Left to her own devices for the weekend, Alice, a professional executive for a major manufacturing firm, decided to indulge in a long held secret hobby: she would write another novel. Something she had done since grade school.
She was precocious.
Saturday morning, fresh from a breakfast of toast, coffee, orange juice and eggs, she sat down in front of her computer and cracked her knuckles at the naked page. Writing was as effortless as driving a car in a television commercial for her.

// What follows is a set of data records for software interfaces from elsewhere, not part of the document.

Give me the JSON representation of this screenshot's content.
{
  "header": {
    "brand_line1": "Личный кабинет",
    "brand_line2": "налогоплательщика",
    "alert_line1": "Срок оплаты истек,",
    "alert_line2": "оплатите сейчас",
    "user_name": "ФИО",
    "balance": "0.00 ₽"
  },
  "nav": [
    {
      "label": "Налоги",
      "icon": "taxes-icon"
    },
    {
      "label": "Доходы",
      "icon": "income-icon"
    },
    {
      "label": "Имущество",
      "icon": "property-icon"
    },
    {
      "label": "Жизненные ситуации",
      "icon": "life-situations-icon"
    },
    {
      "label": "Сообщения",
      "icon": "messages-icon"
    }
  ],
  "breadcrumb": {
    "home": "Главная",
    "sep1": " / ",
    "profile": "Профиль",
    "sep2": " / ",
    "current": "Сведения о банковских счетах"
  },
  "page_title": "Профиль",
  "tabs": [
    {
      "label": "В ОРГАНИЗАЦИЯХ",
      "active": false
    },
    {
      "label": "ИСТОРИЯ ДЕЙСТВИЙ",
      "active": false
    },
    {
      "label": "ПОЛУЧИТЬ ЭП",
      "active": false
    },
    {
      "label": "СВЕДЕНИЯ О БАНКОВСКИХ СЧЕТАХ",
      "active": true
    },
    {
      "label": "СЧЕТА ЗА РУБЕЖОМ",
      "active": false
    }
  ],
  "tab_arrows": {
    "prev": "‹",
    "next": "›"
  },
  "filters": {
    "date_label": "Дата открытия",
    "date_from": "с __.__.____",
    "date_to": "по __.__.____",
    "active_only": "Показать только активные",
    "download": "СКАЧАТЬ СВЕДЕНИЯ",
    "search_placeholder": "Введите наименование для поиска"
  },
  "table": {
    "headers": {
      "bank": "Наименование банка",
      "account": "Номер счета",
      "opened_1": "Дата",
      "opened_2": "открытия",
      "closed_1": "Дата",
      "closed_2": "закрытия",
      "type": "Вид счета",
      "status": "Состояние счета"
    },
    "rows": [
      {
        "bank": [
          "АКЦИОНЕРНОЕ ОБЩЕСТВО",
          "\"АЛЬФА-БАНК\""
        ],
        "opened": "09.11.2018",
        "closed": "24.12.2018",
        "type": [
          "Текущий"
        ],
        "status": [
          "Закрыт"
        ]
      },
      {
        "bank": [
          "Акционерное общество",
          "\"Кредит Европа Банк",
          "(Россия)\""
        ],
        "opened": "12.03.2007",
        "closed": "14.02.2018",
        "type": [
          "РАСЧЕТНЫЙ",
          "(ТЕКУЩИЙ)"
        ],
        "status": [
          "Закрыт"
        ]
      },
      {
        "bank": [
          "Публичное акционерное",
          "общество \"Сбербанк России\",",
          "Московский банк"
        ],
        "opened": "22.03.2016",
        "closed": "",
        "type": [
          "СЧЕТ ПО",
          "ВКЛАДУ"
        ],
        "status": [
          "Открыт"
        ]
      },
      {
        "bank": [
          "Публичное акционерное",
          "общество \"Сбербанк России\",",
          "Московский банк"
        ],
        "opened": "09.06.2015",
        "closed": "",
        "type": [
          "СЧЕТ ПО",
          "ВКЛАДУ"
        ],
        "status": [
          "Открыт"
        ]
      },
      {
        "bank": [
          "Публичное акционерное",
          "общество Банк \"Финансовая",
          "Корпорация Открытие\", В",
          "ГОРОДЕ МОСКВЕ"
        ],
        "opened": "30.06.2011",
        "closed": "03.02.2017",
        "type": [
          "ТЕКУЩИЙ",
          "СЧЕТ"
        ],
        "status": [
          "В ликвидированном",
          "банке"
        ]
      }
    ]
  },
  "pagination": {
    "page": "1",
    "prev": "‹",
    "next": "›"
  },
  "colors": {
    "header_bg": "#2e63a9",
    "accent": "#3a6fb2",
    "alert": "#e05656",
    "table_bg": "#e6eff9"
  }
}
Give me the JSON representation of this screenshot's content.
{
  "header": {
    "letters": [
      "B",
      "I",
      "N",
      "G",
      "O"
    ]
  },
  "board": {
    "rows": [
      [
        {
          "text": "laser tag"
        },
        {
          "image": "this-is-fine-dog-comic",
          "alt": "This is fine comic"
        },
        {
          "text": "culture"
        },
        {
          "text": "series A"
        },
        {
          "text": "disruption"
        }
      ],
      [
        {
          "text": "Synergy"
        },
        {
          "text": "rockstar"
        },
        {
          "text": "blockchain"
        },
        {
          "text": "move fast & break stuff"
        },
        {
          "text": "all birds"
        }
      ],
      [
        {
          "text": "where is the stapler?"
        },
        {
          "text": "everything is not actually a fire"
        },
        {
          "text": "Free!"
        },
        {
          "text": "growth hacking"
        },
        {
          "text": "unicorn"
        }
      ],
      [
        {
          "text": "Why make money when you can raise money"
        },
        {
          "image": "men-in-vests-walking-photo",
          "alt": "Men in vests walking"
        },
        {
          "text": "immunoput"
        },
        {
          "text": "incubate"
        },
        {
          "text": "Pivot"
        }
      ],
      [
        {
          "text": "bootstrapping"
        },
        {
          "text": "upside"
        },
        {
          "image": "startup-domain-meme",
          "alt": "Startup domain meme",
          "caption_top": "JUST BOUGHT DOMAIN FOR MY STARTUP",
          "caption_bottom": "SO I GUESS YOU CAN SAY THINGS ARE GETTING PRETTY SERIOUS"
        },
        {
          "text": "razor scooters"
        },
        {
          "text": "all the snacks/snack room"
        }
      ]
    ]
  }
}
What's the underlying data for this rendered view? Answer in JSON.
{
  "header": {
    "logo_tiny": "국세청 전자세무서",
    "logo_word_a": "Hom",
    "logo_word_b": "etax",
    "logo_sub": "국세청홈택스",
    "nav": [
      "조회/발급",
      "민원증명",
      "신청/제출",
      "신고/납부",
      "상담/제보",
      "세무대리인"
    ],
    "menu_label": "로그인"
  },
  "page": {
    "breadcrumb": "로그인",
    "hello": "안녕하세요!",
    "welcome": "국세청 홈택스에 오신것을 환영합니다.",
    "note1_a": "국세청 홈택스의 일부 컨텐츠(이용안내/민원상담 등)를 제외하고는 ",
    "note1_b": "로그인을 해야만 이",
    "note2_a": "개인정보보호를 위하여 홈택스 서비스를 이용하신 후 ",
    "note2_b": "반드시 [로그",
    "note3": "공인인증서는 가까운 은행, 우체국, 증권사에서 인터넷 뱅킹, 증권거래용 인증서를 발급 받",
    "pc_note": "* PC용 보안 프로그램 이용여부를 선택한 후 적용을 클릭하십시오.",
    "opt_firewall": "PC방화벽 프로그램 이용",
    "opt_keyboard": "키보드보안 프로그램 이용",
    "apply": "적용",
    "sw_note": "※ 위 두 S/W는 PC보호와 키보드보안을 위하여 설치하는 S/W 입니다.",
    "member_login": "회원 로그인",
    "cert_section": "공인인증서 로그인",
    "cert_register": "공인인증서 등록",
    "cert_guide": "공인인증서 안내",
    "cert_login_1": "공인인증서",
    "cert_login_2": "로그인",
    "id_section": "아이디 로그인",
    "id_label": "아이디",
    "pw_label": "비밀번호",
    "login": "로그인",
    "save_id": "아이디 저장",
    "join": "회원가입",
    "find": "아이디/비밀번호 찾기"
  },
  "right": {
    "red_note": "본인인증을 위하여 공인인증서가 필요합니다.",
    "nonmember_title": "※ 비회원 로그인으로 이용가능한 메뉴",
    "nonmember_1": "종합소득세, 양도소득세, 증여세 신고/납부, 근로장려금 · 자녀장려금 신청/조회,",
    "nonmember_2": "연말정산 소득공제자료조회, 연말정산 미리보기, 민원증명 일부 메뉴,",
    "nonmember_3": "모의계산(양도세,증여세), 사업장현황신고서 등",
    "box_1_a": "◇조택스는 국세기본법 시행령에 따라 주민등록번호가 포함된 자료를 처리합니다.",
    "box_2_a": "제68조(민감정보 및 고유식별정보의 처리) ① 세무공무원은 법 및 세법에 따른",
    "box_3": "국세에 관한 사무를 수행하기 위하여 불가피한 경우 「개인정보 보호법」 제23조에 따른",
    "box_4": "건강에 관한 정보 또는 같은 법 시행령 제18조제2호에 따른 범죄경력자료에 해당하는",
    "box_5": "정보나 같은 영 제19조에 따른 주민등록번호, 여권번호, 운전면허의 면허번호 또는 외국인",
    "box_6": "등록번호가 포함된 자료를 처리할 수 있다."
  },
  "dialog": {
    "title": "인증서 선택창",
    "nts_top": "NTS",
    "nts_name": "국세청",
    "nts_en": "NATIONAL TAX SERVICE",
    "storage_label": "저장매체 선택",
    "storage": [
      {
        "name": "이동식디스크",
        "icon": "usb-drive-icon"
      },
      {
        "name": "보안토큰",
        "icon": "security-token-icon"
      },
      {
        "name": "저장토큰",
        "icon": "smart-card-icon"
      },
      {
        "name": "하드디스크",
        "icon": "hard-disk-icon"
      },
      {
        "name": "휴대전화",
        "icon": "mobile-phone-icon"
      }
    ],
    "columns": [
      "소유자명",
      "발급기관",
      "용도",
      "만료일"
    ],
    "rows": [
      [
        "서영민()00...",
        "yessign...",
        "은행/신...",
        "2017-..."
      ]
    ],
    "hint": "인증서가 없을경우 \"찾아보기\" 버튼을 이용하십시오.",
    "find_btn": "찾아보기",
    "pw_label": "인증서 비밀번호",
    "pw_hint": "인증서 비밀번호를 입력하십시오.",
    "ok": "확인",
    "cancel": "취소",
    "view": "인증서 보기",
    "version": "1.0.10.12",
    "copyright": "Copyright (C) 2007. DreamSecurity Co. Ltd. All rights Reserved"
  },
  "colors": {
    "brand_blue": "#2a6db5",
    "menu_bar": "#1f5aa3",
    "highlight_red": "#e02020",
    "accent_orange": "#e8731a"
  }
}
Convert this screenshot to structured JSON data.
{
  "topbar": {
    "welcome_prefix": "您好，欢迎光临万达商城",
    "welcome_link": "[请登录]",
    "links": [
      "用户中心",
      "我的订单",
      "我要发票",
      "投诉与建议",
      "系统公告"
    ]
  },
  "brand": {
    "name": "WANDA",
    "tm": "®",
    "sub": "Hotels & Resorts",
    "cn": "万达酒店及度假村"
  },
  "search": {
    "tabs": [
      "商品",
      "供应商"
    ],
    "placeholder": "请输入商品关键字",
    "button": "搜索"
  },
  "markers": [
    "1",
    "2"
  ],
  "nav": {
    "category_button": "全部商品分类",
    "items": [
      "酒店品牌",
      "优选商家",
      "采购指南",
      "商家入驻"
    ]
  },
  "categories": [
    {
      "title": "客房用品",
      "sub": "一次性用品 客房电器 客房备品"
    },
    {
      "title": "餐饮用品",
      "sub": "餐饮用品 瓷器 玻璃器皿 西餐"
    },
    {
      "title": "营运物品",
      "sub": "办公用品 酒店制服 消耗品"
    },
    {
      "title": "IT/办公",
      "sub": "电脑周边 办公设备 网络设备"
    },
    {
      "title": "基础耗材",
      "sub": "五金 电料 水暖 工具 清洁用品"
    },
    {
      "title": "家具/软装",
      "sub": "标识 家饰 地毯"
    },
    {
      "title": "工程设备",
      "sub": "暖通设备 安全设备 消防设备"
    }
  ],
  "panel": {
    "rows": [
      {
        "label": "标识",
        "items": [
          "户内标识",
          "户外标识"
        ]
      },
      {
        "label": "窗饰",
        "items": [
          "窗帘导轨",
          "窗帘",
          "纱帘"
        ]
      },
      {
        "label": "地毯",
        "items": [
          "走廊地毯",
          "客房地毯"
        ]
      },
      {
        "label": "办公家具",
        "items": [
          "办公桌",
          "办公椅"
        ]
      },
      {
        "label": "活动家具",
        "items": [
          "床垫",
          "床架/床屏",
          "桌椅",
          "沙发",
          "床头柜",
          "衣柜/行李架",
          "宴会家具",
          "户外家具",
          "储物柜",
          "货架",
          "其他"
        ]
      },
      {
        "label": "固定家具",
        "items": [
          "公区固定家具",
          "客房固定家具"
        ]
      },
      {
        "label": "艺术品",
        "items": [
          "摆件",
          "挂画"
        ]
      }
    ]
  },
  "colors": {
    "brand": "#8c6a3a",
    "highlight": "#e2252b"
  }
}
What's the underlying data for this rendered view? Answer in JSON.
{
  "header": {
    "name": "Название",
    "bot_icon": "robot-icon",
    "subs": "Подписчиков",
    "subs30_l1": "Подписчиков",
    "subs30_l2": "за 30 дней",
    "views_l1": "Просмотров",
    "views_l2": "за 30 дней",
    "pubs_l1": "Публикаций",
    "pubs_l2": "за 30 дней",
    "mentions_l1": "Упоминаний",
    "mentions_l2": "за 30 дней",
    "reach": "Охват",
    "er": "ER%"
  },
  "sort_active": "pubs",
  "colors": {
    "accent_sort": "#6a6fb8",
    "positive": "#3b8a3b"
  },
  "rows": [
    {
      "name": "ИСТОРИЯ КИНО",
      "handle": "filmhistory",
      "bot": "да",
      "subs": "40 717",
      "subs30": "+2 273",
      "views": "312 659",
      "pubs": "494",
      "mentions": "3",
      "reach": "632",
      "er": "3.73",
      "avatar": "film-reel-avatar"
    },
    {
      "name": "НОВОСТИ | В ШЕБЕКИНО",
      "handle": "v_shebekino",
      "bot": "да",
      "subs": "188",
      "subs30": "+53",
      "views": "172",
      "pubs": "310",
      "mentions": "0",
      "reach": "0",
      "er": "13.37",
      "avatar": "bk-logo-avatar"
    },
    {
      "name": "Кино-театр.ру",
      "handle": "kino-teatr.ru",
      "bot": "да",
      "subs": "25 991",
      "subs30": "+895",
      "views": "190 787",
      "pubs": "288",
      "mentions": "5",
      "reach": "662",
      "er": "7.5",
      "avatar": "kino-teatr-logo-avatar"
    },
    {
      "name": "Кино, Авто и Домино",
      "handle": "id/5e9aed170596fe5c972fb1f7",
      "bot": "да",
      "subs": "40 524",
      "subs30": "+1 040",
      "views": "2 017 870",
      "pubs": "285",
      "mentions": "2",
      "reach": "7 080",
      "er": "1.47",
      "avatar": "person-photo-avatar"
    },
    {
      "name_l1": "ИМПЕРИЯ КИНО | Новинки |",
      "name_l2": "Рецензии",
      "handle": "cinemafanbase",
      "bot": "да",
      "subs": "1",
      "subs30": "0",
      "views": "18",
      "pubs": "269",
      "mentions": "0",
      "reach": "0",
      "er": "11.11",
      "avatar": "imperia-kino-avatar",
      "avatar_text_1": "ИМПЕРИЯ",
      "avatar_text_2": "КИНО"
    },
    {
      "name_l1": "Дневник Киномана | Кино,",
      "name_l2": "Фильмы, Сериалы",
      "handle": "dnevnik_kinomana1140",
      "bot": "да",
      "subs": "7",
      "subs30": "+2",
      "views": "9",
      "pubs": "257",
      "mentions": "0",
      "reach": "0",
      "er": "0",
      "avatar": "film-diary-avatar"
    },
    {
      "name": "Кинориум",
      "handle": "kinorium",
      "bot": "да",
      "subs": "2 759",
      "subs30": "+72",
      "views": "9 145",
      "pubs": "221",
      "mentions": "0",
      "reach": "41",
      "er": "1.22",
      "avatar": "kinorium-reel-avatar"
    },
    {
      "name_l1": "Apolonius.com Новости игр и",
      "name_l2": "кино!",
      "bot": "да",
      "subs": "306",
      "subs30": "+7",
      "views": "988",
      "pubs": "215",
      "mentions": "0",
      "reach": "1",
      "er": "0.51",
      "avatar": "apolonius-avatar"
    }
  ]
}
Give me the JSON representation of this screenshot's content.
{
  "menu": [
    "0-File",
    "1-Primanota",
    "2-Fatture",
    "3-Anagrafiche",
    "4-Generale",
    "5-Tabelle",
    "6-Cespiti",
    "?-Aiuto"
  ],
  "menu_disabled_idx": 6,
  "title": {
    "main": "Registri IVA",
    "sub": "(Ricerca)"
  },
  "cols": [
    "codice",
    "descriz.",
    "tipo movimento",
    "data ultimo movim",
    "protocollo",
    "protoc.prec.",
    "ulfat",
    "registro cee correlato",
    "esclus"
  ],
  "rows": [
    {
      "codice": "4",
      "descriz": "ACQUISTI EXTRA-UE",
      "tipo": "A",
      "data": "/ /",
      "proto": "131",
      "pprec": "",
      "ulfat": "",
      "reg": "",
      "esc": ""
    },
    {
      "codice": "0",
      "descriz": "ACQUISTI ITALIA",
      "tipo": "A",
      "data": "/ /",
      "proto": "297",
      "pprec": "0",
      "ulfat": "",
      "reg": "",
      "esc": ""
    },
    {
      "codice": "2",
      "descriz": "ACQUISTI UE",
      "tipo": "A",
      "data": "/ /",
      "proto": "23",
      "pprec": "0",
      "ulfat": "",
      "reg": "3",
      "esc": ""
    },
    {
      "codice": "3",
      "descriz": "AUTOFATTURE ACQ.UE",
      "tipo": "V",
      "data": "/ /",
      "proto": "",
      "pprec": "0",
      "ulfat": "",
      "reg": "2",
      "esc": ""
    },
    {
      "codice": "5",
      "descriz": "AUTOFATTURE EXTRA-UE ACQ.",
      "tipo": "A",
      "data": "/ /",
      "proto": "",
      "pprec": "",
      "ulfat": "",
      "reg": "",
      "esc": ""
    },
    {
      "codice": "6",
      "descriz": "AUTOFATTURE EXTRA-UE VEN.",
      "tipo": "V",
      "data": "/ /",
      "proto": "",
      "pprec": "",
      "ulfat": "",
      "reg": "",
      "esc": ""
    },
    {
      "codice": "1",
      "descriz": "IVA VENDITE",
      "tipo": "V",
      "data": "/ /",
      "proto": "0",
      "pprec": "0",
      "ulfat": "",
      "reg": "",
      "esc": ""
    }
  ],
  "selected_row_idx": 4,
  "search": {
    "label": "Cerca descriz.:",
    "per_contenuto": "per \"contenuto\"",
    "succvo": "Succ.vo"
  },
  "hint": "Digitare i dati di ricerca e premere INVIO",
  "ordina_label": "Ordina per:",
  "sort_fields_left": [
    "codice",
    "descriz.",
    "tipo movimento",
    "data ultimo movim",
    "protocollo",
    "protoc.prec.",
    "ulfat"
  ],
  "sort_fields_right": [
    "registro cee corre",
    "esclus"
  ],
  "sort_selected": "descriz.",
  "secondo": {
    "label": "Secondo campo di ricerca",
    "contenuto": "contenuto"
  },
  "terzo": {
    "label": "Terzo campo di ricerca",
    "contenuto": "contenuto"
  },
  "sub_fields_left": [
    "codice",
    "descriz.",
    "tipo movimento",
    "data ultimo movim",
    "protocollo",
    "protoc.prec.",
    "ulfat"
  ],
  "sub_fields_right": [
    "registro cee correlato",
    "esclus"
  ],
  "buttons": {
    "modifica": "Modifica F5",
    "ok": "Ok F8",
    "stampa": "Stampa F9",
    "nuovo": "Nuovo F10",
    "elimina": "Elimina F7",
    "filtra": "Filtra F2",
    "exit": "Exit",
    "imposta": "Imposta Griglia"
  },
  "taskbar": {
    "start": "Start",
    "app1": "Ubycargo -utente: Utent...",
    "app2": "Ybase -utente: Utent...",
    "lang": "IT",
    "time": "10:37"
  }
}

She didn't just dive in, she drove in.
She never cracked her knuckles in public because her mother had told her years ago that nice girls don't do that.
She knew this to be a pile of horse droppings but out of respect she continued to obey, it didn't cost her anything.
This is good advice: concessions that cost nothing are better than free.
She had a natural talent for prose, the words were already lined up long before her fingers touched the keyboard, waiting in line in her head like patient dancers in the wings.
One by one, they left her head via her fingers and she had soon darkened hundreds of pristine pages.
Sunday afternoon, with a fresh ream of paper, she printed out a 308 page novel about a woman who makes a shocking discovery.
Then she went to her special closet where she kept all her manuscripts.
She was killed by an avalanche of unsubmitted novels.
Discovered along with her body, each one would ultimately be a best seller.